> [WHAT IS NEEDED]
Type out the entries again, matching each one exactly.

> [DATA TO USE]
──────────────────────────────

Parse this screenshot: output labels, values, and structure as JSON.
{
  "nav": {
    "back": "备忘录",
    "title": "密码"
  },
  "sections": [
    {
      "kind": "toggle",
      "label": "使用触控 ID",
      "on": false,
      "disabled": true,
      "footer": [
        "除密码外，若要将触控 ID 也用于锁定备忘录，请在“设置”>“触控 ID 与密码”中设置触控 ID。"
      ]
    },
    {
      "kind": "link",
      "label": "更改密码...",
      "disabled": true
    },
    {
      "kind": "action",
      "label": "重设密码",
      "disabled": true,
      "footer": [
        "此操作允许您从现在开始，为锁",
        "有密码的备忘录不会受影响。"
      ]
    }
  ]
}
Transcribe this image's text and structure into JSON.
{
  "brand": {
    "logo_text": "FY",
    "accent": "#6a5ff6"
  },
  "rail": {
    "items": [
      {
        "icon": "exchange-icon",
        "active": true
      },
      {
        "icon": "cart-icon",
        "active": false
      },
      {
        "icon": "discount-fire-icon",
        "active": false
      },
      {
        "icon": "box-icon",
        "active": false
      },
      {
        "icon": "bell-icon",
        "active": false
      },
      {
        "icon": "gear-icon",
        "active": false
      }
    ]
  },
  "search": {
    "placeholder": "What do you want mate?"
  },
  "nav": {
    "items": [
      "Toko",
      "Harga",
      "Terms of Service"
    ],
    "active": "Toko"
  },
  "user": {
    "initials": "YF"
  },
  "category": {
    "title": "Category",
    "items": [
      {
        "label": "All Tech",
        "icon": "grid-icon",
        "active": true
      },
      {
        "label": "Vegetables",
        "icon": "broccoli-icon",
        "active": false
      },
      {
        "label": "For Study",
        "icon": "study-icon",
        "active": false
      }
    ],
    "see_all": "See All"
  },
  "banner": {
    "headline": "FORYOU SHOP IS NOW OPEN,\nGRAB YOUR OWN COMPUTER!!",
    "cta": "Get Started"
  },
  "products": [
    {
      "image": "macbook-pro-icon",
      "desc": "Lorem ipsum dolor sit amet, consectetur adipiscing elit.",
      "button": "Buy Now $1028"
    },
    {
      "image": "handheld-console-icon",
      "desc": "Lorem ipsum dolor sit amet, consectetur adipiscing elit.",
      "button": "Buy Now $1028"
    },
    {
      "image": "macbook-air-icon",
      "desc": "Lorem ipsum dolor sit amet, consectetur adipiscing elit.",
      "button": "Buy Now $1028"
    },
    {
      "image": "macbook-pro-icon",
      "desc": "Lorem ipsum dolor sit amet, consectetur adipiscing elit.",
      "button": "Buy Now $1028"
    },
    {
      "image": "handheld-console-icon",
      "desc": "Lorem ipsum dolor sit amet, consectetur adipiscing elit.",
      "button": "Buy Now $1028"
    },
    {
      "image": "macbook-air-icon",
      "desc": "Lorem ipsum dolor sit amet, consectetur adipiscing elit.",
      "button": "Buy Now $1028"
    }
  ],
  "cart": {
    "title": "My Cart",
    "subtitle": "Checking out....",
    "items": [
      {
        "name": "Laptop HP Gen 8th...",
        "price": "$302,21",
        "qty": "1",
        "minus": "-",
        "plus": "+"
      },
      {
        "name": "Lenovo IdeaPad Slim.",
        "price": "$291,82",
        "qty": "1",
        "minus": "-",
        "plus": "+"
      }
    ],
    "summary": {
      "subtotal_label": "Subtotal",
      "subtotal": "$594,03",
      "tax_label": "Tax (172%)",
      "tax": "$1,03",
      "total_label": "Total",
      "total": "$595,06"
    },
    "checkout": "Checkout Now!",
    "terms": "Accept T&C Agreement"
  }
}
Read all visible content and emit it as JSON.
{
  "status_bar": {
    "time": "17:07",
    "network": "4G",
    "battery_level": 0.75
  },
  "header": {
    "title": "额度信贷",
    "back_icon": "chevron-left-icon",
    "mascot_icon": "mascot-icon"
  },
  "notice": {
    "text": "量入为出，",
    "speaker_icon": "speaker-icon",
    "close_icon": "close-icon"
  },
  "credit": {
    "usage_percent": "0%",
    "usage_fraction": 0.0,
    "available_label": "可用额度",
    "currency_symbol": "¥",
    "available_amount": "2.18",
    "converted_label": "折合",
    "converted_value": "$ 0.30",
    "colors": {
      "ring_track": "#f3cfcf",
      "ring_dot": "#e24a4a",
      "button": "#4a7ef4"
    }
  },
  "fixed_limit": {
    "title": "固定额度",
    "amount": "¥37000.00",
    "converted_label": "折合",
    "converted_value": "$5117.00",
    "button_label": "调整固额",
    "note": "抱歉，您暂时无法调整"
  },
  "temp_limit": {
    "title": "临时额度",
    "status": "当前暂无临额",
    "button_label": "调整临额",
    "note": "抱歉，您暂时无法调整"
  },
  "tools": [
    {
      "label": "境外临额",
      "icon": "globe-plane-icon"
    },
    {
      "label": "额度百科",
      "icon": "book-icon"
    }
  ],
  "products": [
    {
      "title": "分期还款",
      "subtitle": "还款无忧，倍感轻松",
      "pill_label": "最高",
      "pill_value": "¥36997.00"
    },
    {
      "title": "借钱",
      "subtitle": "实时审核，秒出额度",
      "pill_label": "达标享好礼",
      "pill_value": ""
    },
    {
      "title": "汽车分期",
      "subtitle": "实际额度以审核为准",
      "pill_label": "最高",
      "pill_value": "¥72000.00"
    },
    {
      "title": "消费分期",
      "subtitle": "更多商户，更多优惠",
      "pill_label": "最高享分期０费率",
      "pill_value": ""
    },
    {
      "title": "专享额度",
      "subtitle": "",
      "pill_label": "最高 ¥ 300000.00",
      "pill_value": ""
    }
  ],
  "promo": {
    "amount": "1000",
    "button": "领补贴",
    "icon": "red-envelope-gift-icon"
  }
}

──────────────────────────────

> [WRITTEN RESPONSE]
Parse this screenshot: output labels, values, and structure as JSON.
{
  "nav": {
    "back": "备忘录",
    "title": "密码"
  },
  "sections": [
    {
      "kind": "toggle",
      "label": "使用触控 ID",
      "on": false,
      "disabled": true,
      "footer": [
        "除密码外，若要将触控 ID 也用于锁定备忘录，请在“设置”>“触控 ID 与密码”中设置触控 ID。"
      ]
    },
    {
      "kind": "link",
      "label": "更改密码...",
      "disabled": true
    },
    {
      "kind": "action",
      "label": "重设密码",
      "disabled": true,
      "footer": [
        "此操作允许您从现在开始，为锁",
        "有密码的备忘录不会受影响。"
      ]
    }
  ]
}
Transcribe this image's text and structure into JSON.
{
  "brand": {
    "logo_text": "FY",
    "accent": "#6a5ff6"
  },
  "rail": {
    "items": [
      {
        "icon": "exchange-icon",
        "active": true
      },
      {
        "icon": "cart-icon",
        "active": false
      },
      {
        "icon": "discount-fire-icon",
        "active": false
      },
      {
        "icon": "box-icon",
        "active": false
      },
      {
        "icon": "bell-icon",
        "active": false
      },
      {
        "icon": "gear-icon",
        "active": false
      }
    ]
  },
  "search": {
    "placeholder": "What do you want mate?"
  },
  "nav": {
    "items": [
      "Toko",
      "Harga",
      "Terms of Service"
    ],
    "active": "Toko"
  },
  "user": {
    "initials": "YF"
  },
  "category": {
    "title": "Category",
    "items": [
      {
        "label": "All Tech",
        "icon": "grid-icon",
        "active": true
      },
      {
        "label": "Vegetables",
        "icon": "broccoli-icon",
        "active": false
      },
      {
        "label": "For Study",
        "icon": "study-icon",
        "active": false
      }
    ],
    "see_all": "See All"
  },
  "banner": {
    "headline": "FORYOU SHOP IS NOW OPEN,\nGRAB YOUR OWN COMPUTER!!",
    "cta": "Get Started"
  },
  "products": [
    {
      "image": "macbook-pro-icon",
      "desc": "Lorem ipsum dolor sit amet, consectetur adipiscing elit.",
      "button": "Buy Now $1028"
    },
    {
      "image": "handheld-console-icon",
      "desc": "Lorem ipsum dolor sit amet, consectetur adipiscing elit.",
      "button": "Buy Now $1028"
    },
    {
      "image": "macbook-air-icon",
      "desc": "Lorem ipsum dolor sit amet, consectetur adipiscing elit.",
      "button": "Buy Now $1028"
    },
    {
      "image": "macbook-pro-icon",
      "desc": "Lorem ipsum dolor sit amet, consectetur adipiscing elit.",
      "button": "Buy Now $1028"
    },
    {
      "image": "handheld-console-icon",
      "desc": "Lorem ipsum dolor sit amet, consectetur adipiscing elit.",
      "button": "Buy Now $1028"
    },
    {
      "image": "macbook-air-icon",
      "desc": "Lorem ipsum dolor sit amet, consectetur adipiscing elit.",
      "button": "Buy Now $1028"
    }
  ],
  "cart": {
    "title": "My Cart",
    "subtitle": "Checking out....",
    "items": [
      {
        "name": "Laptop HP Gen 8th...",
        "price": "$302,21",
        "qty": "1",
        "minus": "-",
        "plus": "+"
      },
      {
        "name": "Lenovo IdeaPad Slim.",
        "price": "$291,82",
        "qty": "1",
        "minus": "-",
        "plus": "+"
      }
    ],
    "summary": {
      "subtotal_label": "Subtotal",
      "subtotal": "$594,03",
      "tax_label": "Tax (172%)",
      "tax": "$1,03",
      "total_label": "Total",
      "total": "$595,06"
    },
    "checkout": "Checkout Now!",
    "terms": "Accept T&C Agreement"
  }
}
Read all visible content and emit it as JSON.
{
  "status_bar": {
    "time": "17:07",
    "network": "4G",
    "battery_level": 0.75
  },
  "header": {
    "title": "额度信贷",
    "back_icon": "chevron-left-icon",
    "mascot_icon": "mascot-icon"
  },
  "notice": {
    "text": "量入为出，",
    "speaker_icon": "speaker-icon",
    "close_icon": "close-icon"
  },
  "credit": {
    "usage_percent": "0%",
    "usage_fraction": 0.0,
    "available_label": "可用额度",
    "currency_symbol": "¥",
    "available_amount": "2.18",
    "converted_label": "折合",
    "converted_value": "$ 0.30",
    "colors": {
      "ring_track": "#f3cfcf",
      "ring_dot": "#e24a4a",
      "button": "#4a7ef4"
    }
  },
  "fixed_limit": {
    "title": "固定额度",
    "amount": "¥37000.00",
    "converted_label": "折合",
    "converted_value": "$5117.00",
    "button_label": "调整固额",
    "note": "抱歉，您暂时无法调整"
  },
  "temp_limit": {
    "title": "临时额度",
    "status": "当前暂无临额",
    "button_label": "调整临额",
    "note": "抱歉，您暂时无法调整"
  },
  "tools": [
    {
      "label": "境外临额",
      "icon": "globe-plane-icon"
    },
    {
      "label": "额度百科",
      "icon": "book-icon"
    }
  ],
  "products": [
    {
      "title": "分期还款",
      "subtitle": "还款无忧，倍感轻松",
      "pill_label": "最高",
      "pill_value": "¥36997.00"
    },
    {
      "title": "借钱",
      "subtitle": "实时审核，秒出额度",
      "pill_label": "达标享好礼",
      "pill_value": ""
    },
    {
      "title": "汽车分期",
      "subtitle": "实际额度以审核为准",
      "pill_label": "最高",
      "pill_value": "¥72000.00"
    },
    {
      "title": "消费分期",
      "subtitle": "更多商户，更多优惠",
      "pill_label": "最高享分期０费率",
      "pill_value": ""
    },
    {
      "title": "专享额度",
      "subtitle": "",
      "pill_label": "最高 ¥ 300000.00",
      "pill_value": ""
    }
  ],
  "promo": {
    "amount": "1000",
    "button": "领补贴",
    "icon": "red-envelope-gift-icon"
  }
}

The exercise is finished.